Look for the word "Night" in the entries and copy every line where it shows up.

[DATA FOR THIS EXERCISE Boundary: Start]

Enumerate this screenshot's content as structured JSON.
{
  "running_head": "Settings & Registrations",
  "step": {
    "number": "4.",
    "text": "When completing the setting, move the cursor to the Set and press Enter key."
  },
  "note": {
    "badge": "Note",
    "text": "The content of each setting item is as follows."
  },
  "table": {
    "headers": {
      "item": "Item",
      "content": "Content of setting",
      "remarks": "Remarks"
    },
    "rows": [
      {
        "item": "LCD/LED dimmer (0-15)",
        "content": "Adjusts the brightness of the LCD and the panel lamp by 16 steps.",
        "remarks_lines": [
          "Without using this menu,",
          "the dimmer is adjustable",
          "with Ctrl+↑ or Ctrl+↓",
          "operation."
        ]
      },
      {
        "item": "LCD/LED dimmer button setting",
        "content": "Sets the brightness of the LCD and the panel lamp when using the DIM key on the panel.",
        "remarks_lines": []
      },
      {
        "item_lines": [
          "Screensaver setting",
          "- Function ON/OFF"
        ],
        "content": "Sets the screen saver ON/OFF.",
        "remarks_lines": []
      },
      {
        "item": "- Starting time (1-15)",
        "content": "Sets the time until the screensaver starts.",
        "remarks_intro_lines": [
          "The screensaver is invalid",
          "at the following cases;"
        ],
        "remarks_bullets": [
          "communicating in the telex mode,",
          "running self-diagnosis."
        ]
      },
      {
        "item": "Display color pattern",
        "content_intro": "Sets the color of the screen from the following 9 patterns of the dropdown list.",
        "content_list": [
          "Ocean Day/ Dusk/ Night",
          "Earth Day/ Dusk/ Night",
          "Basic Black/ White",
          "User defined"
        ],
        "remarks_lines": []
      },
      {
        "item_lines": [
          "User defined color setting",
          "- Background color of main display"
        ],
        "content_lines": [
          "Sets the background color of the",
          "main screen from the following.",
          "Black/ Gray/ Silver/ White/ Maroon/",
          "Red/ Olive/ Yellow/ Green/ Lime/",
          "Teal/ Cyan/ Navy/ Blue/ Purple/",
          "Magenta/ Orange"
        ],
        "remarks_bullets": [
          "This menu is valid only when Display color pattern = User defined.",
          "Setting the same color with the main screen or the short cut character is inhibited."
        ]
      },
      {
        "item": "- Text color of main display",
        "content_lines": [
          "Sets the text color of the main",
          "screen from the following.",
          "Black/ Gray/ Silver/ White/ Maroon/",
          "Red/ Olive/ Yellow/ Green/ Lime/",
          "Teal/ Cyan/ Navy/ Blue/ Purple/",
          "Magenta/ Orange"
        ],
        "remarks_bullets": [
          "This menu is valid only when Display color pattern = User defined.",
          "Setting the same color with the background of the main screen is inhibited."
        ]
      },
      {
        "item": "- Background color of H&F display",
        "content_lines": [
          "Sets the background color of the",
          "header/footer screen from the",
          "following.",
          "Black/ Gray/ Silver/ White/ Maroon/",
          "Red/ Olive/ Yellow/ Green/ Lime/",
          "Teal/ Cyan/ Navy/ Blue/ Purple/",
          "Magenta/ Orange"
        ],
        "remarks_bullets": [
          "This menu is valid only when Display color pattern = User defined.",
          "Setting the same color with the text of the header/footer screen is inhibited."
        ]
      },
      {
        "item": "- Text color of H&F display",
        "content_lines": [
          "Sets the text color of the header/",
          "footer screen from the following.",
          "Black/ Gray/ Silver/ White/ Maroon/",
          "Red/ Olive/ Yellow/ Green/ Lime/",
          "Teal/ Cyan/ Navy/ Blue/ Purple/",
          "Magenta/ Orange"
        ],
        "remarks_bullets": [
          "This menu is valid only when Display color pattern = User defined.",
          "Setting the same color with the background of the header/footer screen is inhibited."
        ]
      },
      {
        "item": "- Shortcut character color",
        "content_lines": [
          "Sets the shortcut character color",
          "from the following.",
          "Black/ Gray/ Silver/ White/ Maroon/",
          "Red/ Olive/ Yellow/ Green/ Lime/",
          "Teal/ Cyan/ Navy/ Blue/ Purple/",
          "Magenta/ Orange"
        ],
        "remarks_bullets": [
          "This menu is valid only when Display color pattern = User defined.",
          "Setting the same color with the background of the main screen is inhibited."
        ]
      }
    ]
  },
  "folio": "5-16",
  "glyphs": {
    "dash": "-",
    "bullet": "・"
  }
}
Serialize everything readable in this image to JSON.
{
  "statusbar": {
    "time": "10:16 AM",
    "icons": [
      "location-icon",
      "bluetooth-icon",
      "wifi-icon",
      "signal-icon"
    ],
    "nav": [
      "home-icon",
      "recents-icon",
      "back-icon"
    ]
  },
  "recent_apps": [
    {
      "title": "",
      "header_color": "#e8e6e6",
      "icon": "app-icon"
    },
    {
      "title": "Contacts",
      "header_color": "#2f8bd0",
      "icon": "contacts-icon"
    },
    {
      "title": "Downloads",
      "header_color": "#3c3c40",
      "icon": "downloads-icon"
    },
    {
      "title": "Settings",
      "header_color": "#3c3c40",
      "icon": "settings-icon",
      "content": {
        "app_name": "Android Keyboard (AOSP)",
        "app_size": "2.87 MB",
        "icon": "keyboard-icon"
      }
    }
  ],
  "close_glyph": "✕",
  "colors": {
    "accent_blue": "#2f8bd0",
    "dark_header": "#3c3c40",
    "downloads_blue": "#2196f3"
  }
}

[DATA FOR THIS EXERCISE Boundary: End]

**OUTPUT OF THE TASK:**
          "Ocean Day/ Dusk/ Night",
          "Earth Day/ Dusk/ Night",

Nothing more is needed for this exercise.